**DATA EXCERPTS:**
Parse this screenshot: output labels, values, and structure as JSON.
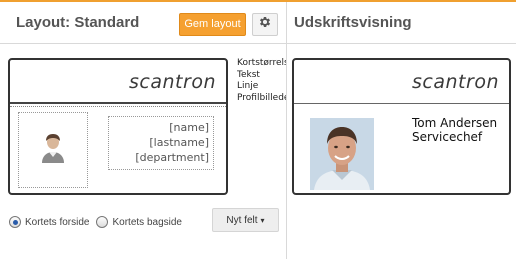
{
  "accent_color": "#f0a030",
  "layout_panel": {
    "title": "Layout: Standard",
    "save_button_label": "Gem layout",
    "settings_icon": "gear-icon",
    "card": {
      "logo": "scantron",
      "placeholder_icon": "person-icon",
      "placeholder_line1": "[name] [lastname]",
      "placeholder_line2": "[department]"
    },
    "side_menu": [
      "Kortstørrelse",
      "Tekst",
      "Linje",
      "Profilbillede"
    ],
    "radios": [
      {
        "label": "Kortets forside",
        "checked": true
      },
      {
        "label": "Kortets bagside",
        "checked": false
      }
    ],
    "new_field_label": "Nyt felt",
    "new_field_caret_icon": "caret-down-icon"
  },
  "preview_panel": {
    "title": "Udskriftsvisning",
    "card": {
      "logo": "scantron",
      "name": "Tom Andersen",
      "job_title": "Servicechef"
    }
  }
}
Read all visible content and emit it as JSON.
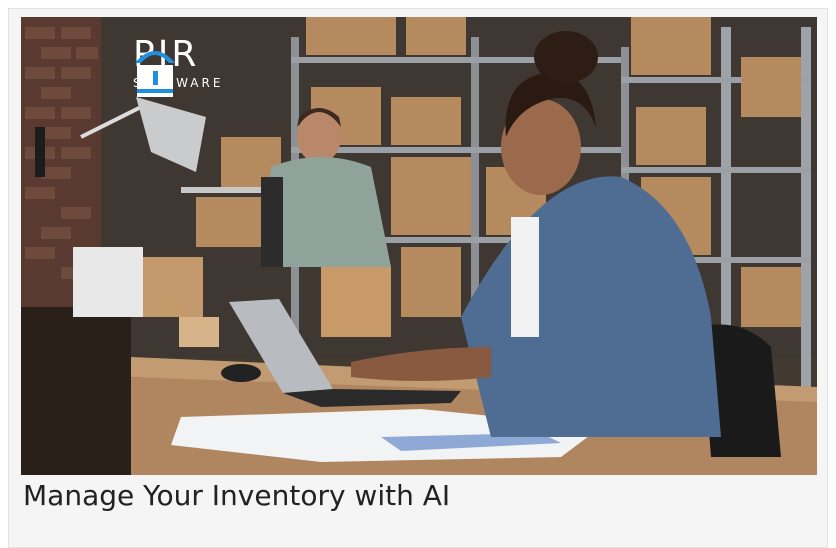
{
  "logo": {
    "name": "PJR",
    "sub": "SOFTWARE",
    "icon": "pjr-arch-logo-icon"
  },
  "caption": "Manage Your Inventory with AI",
  "colors": {
    "logo_blue": "#1f8fe0",
    "caption_text": "#222222",
    "card_bg": "#f5f5f5"
  }
}
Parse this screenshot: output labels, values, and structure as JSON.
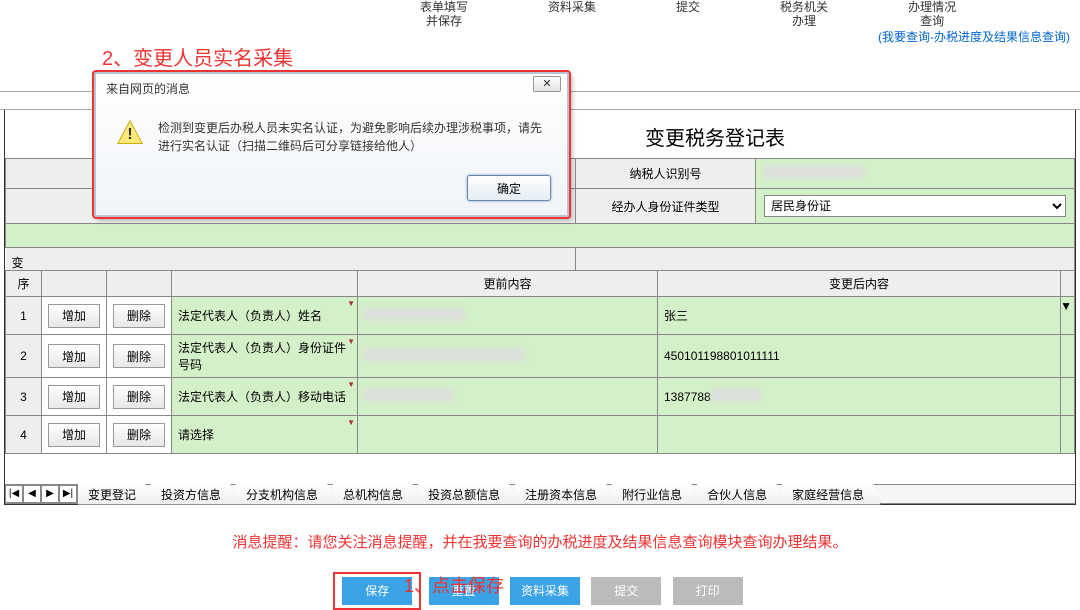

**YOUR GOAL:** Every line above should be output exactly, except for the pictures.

**PROBLEM SOLUTION:**
Parse this screenshot: output labels, values, and structure as JSON.
{
  "accent_color": "#f0a030",
  "layout_panel": {
    "title": "Layout: Standard",
    "save_button_label": "Gem layout",
    "settings_icon": "gear-icon",
    "card": {
      "logo": "scantron",
      "placeholder_icon": "person-icon",
      "placeholder_line1": "[name] [lastname]",
      "placeholder_line2": "[department]"
    },
    "side_menu": [
      "Kortstørrelse",
      "Tekst",
      "Linje",
      "Profilbillede"
    ],
    "radios": [
      {
        "label": "Kortets forside",
        "checked": true
      },
      {
        "label": "Kortets bagside",
        "checked": false
      }
    ],
    "new_field_label": "Nyt felt",
    "new_field_caret_icon": "caret-down-icon"
  },
  "preview_panel": {
    "title": "Udskriftsvisning",
    "card": {
      "logo": "scantron",
      "name": "Tom Andersen",
      "job_title": "Servicechef"
    }
  }
}
Read all visible content and emit it as JSON.
{
  "logo": {
    "name": "PJR",
    "sub": "SOFTWARE",
    "icon": "pjr-arch-logo-icon"
  },
  "caption": "Manage Your Inventory with AI",
  "colors": {
    "logo_blue": "#1f8fe0",
    "caption_text": "#222222",
    "card_bg": "#f5f5f5"
  }
}
Parse this screenshot: output labels, values, and structure as JSON.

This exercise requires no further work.